Since the cyclist in a time trial is not permitted to draft (ride in the slipstream) behind other cyclists, reducing aerodynamic drag of the bicycle and rider is critical. One difference between a time trial bicycle and a road bicycle is the use of triathlon handlebars or aerobars. The main part of the bullhorns curves forward (like a road handlebar), but where the road handle bar curves down, the time trial bar ends. This provides a low tucked position that is aerodynamic while providing good stability. The time trial bar also uses a "clip on" bar or aerobar which attaches to the main bar near the stem and provides a position where the hands and fore-arms are close together, low and forward, providing a very aerodynamic (though less stable) position. The aerobar became popular when in 1989 Greg Lemond made up 50 seconds to defeat Fignon (the race leader) in the final stage (and final time trial) of the 1989 Tour de France. Time trial races tend to be much shorter than road races, so comfort is less of an issue. Also, control of the bike is less important, since there is little chance of bumping another rider and the courses tend to be less technical with little hill climbing, turns or descents.
Differences from road bicyclesEdit
Differences from road bicycles include:
Differences from triathlon bicycles Edit

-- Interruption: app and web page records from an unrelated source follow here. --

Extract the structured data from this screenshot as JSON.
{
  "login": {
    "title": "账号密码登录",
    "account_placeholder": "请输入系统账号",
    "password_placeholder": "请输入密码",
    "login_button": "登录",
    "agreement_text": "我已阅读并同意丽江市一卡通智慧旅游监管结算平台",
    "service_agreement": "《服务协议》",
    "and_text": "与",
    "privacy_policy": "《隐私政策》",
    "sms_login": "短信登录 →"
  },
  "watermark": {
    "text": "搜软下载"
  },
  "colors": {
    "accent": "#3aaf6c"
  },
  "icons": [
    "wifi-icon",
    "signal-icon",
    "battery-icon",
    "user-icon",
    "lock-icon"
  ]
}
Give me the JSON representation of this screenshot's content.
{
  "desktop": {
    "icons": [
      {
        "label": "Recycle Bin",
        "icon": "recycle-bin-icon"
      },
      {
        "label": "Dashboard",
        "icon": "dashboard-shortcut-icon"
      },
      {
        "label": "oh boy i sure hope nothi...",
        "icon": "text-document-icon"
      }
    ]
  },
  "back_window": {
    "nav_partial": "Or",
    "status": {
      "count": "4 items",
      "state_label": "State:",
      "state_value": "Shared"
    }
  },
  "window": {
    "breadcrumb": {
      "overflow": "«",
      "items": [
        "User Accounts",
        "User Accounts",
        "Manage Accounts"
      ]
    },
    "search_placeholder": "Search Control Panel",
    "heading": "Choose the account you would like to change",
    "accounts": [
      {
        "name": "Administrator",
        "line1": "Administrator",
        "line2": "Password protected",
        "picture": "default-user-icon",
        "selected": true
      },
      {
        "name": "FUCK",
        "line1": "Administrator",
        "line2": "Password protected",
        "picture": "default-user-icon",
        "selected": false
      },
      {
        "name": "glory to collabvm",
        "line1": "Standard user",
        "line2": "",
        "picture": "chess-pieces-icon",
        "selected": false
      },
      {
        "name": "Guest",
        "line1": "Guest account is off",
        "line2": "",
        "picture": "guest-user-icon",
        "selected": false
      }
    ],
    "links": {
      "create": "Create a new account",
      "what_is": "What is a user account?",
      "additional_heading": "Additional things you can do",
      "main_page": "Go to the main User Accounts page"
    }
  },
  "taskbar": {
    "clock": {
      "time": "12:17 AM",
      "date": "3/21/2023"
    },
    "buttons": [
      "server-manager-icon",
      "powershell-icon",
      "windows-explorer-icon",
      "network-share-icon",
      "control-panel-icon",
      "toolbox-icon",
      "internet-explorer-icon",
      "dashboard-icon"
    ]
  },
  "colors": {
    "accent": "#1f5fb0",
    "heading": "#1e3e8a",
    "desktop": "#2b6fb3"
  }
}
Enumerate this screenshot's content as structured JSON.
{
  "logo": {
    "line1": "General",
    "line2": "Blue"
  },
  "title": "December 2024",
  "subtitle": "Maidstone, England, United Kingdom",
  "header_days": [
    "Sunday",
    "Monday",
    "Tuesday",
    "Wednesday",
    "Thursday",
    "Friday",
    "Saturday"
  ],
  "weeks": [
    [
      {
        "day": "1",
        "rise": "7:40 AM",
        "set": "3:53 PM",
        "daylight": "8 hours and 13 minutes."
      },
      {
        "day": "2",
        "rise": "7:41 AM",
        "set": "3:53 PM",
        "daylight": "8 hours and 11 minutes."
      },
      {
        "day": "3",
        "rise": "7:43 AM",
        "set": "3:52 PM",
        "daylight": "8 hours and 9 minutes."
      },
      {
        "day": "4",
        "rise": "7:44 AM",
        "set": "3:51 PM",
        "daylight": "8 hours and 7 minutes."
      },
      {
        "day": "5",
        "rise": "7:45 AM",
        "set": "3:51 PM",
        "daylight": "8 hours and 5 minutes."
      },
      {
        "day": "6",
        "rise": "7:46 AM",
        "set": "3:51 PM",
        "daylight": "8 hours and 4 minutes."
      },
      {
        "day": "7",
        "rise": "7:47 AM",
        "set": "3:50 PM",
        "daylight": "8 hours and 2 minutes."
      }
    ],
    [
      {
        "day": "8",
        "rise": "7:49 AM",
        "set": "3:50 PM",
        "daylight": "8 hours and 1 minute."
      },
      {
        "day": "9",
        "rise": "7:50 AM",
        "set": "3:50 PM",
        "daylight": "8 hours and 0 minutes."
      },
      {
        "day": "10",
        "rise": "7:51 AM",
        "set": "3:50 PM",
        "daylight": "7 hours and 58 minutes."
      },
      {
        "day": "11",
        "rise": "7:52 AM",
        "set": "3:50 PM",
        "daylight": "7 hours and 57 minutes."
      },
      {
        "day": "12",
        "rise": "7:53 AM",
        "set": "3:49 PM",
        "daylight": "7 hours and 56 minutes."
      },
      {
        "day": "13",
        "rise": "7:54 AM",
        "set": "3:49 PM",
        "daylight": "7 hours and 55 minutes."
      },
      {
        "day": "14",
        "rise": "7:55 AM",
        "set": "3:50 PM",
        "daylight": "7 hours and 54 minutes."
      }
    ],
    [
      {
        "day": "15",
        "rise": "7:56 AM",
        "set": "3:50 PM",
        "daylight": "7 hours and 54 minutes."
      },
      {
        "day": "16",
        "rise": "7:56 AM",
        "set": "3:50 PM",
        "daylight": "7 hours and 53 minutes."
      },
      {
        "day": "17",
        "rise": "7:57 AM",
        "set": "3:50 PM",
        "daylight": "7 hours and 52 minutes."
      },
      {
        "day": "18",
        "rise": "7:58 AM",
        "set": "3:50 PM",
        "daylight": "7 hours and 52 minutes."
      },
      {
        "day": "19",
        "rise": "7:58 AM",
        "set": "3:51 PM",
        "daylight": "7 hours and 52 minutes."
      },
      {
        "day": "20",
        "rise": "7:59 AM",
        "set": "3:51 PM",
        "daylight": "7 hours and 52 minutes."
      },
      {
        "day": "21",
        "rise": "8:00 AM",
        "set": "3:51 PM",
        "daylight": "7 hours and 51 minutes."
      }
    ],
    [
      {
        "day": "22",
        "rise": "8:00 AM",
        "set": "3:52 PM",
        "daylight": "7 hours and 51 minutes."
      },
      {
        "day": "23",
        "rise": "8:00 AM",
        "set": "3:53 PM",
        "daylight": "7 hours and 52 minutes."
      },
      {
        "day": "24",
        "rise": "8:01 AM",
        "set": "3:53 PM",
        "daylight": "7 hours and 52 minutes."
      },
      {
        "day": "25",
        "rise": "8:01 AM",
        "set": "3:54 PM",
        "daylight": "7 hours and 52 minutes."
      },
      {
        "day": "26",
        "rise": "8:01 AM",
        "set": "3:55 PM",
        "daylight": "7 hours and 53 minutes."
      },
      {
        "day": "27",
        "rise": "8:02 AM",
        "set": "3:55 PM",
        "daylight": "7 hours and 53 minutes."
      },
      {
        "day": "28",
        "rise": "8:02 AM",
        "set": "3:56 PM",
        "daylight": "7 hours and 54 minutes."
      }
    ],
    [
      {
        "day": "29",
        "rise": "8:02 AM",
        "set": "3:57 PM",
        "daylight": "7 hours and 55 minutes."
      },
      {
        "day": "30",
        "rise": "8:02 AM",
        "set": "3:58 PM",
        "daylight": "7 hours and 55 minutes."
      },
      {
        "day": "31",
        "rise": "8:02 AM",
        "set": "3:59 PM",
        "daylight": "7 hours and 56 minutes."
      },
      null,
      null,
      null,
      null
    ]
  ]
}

A time trial bicycle is very similar to a triathlon bicycle. In fact, because the market for time trial frames is so small, many manufacturers are currently making triathlon bikes that are adjustable enough that they can be setup in such a way that they are legal to ride in UCI events. The main differences are that (1) a triathlon bicycle will sometimes have a steeper seat tube angle (and thus a more forward saddle position), which places less stress on the hamstring leg muscles, thereby saving strength in the hamstrings for the run which follows the bike portion of the race. Several frames come with a seat post that when installed one way, give the UCI required 5cm distance from the saddle nose to the center of the bottom bracket and when installed the other way gives you better tri geometry (2) some triathlon frames do not meet the strict rules governing the design and overall shape of bicycle frames specified by the UCI and adopted by USCF for use in sanctioned event.
The bike leg of a triathlon may be hilly and long (112 miles in the Ironman), and so the higher gearing, higher weight, and less comfort mentioned above for time trial bikes may not apply to a triathlon bike.
See also Edit